TASK STATEMENT:
Search the data for the word "Fire" and copy each line that has it.

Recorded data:
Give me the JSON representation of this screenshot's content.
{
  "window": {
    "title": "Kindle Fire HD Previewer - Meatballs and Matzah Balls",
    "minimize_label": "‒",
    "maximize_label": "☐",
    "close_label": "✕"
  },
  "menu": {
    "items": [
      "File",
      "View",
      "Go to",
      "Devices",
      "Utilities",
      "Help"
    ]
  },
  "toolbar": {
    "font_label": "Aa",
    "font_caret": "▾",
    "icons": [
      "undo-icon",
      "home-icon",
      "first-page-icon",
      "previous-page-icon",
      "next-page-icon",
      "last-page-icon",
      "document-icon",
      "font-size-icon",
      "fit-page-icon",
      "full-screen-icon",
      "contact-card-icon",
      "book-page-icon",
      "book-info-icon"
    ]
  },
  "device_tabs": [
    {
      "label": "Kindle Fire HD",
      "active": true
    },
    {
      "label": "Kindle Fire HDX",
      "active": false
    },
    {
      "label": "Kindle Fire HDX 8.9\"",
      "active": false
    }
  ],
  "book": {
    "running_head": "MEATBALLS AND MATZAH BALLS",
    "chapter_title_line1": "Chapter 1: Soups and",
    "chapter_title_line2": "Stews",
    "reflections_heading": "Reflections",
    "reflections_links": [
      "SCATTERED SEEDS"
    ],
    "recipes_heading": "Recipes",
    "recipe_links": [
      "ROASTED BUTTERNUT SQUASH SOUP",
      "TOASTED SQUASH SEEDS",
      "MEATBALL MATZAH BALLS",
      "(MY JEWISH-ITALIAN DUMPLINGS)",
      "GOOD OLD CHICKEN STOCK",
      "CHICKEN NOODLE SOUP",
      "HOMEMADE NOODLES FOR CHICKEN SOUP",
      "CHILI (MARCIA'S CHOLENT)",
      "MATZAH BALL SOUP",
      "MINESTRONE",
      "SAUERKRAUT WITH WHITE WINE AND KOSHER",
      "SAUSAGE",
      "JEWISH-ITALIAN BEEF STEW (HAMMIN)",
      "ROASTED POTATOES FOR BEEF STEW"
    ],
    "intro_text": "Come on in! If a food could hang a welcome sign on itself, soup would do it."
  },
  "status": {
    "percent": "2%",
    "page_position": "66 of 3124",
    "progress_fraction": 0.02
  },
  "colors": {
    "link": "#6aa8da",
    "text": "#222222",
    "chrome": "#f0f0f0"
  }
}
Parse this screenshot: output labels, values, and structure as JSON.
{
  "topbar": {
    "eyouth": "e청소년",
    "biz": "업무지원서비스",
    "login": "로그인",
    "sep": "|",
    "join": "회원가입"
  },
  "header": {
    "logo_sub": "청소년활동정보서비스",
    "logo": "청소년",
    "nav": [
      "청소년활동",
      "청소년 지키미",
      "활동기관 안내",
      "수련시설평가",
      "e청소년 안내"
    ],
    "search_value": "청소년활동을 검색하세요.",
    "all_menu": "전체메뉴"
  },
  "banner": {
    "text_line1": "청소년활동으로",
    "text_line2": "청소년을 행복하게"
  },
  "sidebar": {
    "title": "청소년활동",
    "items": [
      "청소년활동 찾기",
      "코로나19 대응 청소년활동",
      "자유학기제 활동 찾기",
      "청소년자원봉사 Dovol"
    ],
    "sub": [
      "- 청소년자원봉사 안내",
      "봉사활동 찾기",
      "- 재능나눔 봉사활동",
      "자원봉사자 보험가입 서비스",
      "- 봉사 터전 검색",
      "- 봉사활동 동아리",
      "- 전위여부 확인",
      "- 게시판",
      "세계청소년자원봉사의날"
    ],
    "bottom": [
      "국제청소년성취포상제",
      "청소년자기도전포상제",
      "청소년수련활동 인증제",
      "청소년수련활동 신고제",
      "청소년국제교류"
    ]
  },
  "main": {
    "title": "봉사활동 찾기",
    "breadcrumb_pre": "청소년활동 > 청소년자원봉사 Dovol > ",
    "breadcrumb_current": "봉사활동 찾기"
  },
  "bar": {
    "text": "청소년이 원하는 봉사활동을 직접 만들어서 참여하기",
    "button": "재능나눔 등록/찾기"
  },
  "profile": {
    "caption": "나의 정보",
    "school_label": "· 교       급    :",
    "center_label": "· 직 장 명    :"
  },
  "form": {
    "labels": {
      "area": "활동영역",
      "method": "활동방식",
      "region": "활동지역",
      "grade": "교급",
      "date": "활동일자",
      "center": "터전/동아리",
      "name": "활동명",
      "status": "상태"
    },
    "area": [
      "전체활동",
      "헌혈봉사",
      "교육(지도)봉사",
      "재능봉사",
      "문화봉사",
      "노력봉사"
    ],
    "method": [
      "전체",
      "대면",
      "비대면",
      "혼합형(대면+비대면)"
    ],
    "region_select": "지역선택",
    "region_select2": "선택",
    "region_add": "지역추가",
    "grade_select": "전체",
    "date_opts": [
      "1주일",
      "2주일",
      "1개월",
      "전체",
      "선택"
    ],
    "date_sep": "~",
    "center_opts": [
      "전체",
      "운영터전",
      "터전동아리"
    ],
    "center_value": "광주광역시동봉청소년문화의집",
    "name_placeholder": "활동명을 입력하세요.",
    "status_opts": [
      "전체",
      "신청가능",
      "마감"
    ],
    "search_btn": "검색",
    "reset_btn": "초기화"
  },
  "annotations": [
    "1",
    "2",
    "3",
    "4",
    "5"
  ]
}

EXERCISE OUTPUT:
    "title": "Kindle Fire HD Previewer - Meatballs and Matzah Balls",
      "label": "Kindle Fire HD",
      "label": "Kindle Fire HDX",
      "label": "Kindle Fire HDX 8.9\"",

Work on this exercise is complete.